Steve Williams wasn't shy about expressing his excitement for helping new boss Adam Scott win the WGC-Bridgestone Invitational at Firestone Country Club on Sunday. Following Scott's closing 5-under 65 and four-shot romp in the $8.5 million event, Williams called it "the best week of his life" and "the best win I've ever had."
The comments took some aback because the win was Williams's eighth at Firestone; he won seven times previously in Akron with former boss, Tiger Woods, who let him go last month in a manner that peeved the proud Williams, who had been loyal to Woods through all his public embarrassments since Woods' car accident in November 2009, subsequent revelations of marital improprieties and divorce.
During one of the longest sessions with reporters by a caddie, Williams cleared up some things about how he was released by Woods, who claimed he did it face to face on July 3rd in the final round of the AT&T National. "That's incorrect," Williams said. "He told me over the phone. He said we were taking a break. In caddie lingo, that means I was fired."
Williams would know caddie lingo, having worked as a professional looper for 33 years, first with Australian great Peter Thomson and then Ian Baker-Finch, Greg Norman, Raymond Floyd and, finally, Woods. All told, the 47-year-old New Zealander has racked up 145 victories on the PGA Tour.
Speaking first to CBS Sports and then to a pack of reporters, Williams, when asked if Scott's victory had a little extra meaning, he smiled and said, "absolutely," adding "this is the most satisfying win ever. I'm not denying that."
Williams also confirmed that Woods let him go because he went to work for Scott. Williams had flown to America from New Zealand for the U.S. Open at Congressional, only to find out Woods had withdrawn. When Scott, who had split with caddie Tony Navarro a few weeks earlier, asked if Williams could work for him, Williams requested permission from Woods. Woods texted that it was okay, but then later objected.

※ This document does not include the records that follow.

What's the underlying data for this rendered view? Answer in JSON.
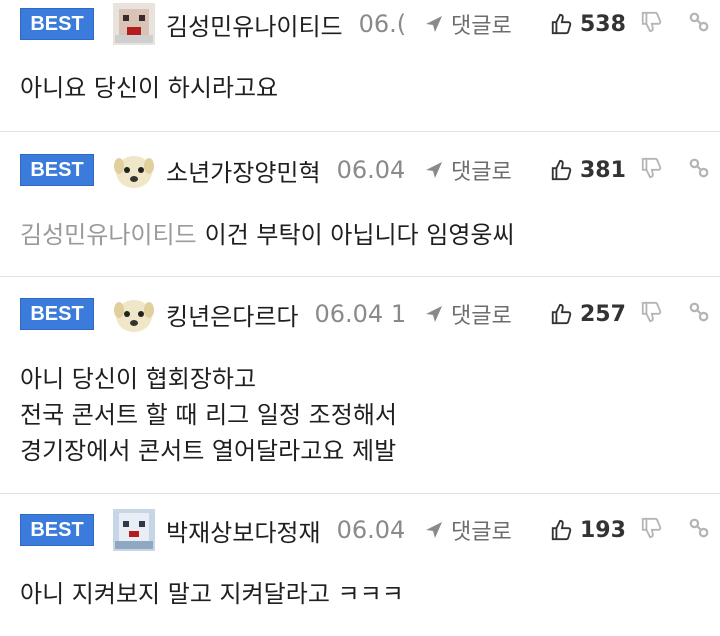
{
  "labels": {
    "best": "BEST",
    "reply": "댓글로"
  },
  "colors": {
    "best_badge": "#3a7bdc",
    "meta_gray": "#8a8a8a"
  },
  "comments": [
    {
      "nickname": "김성민유나이티드",
      "time": "06.(",
      "likes": "538",
      "avatar_icon": "pixel-avatar-icon",
      "mention": "",
      "text": "아니요 당신이 하시라고요"
    },
    {
      "nickname": "소년가장양민혁",
      "time": "06.04",
      "likes": "381",
      "avatar_icon": "dog-avatar-icon",
      "mention": "김성민유나이티드",
      "text": "이건 부탁이 아닙니다 임영웅씨"
    },
    {
      "nickname": "킹년은다르다",
      "time": "06.04 1",
      "likes": "257",
      "avatar_icon": "dog-avatar-icon",
      "mention": "",
      "text": "아니 당신이 협회장하고\n전국 콘서트 할 때 리그 일정 조정해서\n경기장에서 콘서트 열어달라고요 제발"
    },
    {
      "nickname": "박재상보다정재",
      "time": "06.04",
      "likes": "193",
      "avatar_icon": "pixel-avatar-icon",
      "mention": "",
      "text": "아니 지켜보지 말고 지켜달라고 ㅋㅋㅋ"
    }
  ]
}
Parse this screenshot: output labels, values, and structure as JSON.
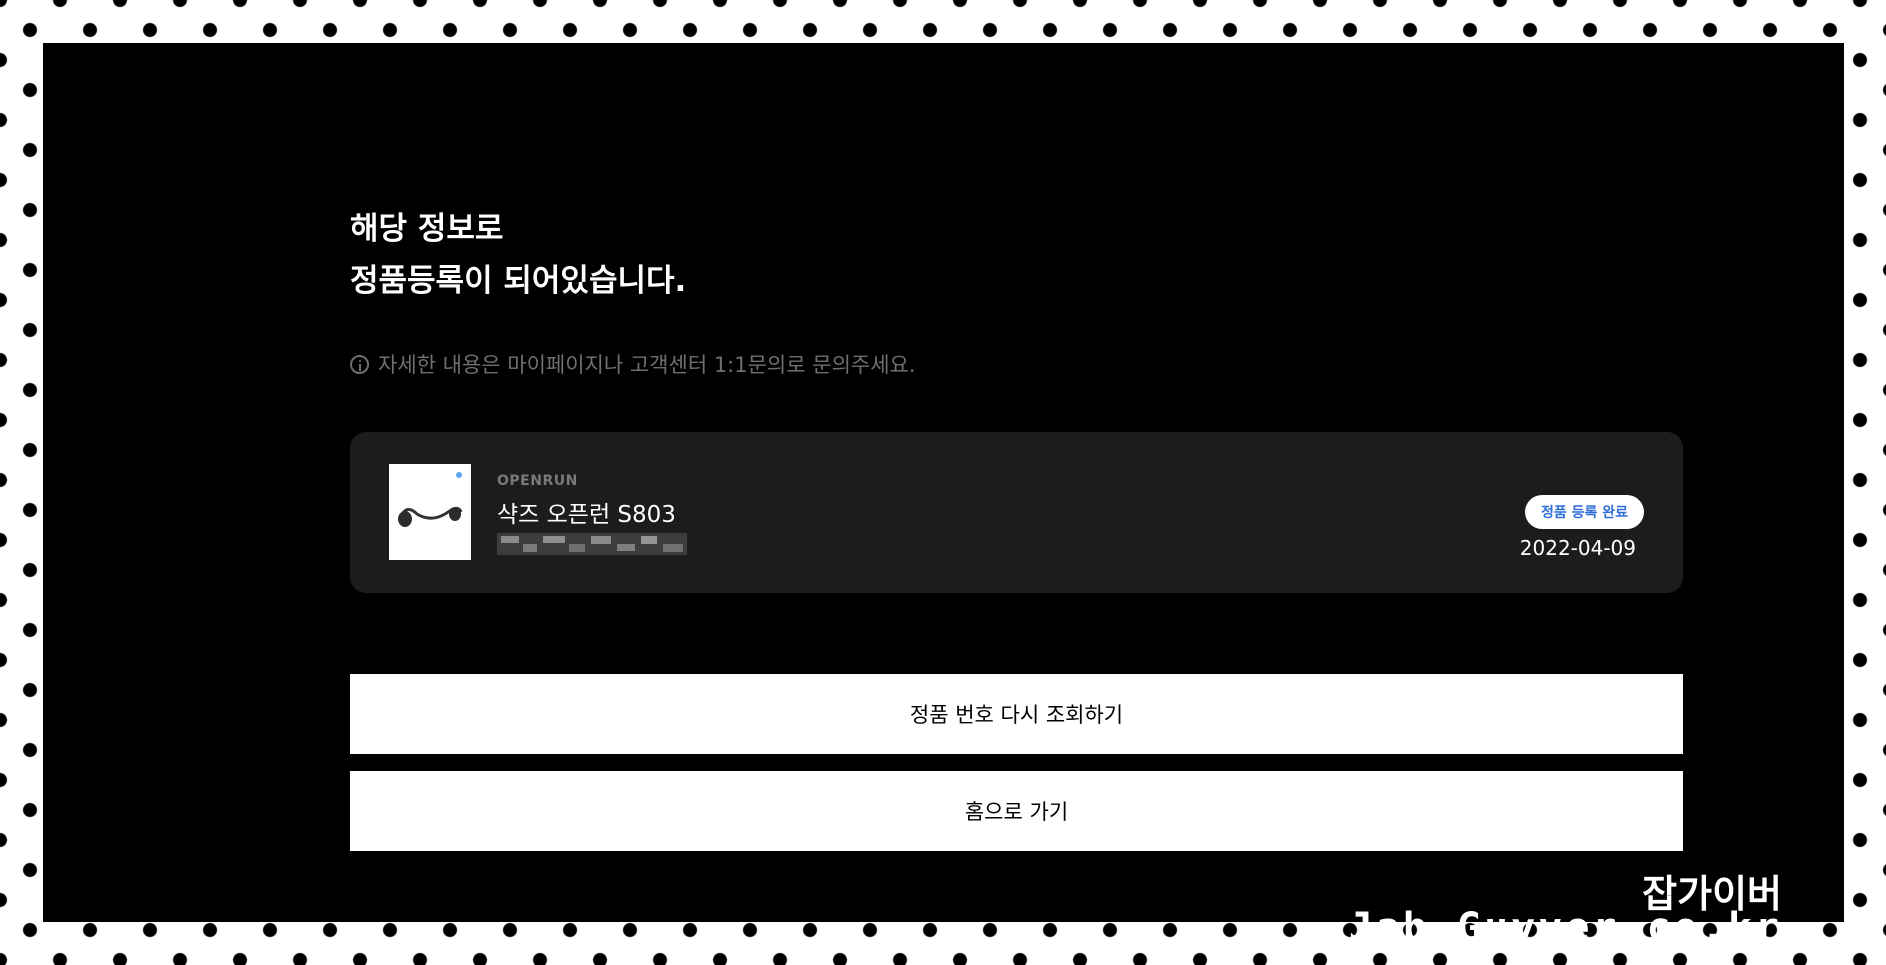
{
  "heading": {
    "line1": "해당 정보로",
    "line2": "정품등록이 되어있습니다."
  },
  "notice": {
    "text": "자세한 내용은 마이페이지나 고객센터 1:1문의로 문의주세요."
  },
  "product": {
    "brand": "OPENRUN",
    "name": "샥즈 오픈런 S803",
    "status_badge": "정품 등록 완료",
    "date": "2022-04-09"
  },
  "buttons": {
    "recheck": "정품 번호 다시 조회하기",
    "home": "홈으로 가기"
  },
  "watermark": {
    "line1": "잡가이버",
    "line2": "Jab-Guyver.co.kr"
  },
  "colors": {
    "panel": "#000000",
    "card": "#1c1c1c",
    "badge_text": "#2f6fd6",
    "notice_text": "#6f6f6f"
  }
}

But Williams wasn't going to break his word to Scott. When asked why he was fired, Williams said simply, "Because I worked for Scotty. Plain and simple."
On Sunday, Williams was more popular than his former boss, if you consider the crowd's reaction. As Scott walked onto the 18th green at Firestone's South Course with victory well in hand, the gallery roared, "Ste-vie Wil-liams . . . Ste-vie Wil-liams . . . Ste-vie Wil-liams."
"The people here have been astounding," Williams said later. "This has been the greatest week of my life as a caddie. I'm sure they're sympathetic to (my situation)."
Scott, a native of Adelaide, Australia, could only shake his head at the greeting for Williams. "I had no idea how popular a New Zealander can be," Scott said drolly. "They appreciate him a lot, I guess."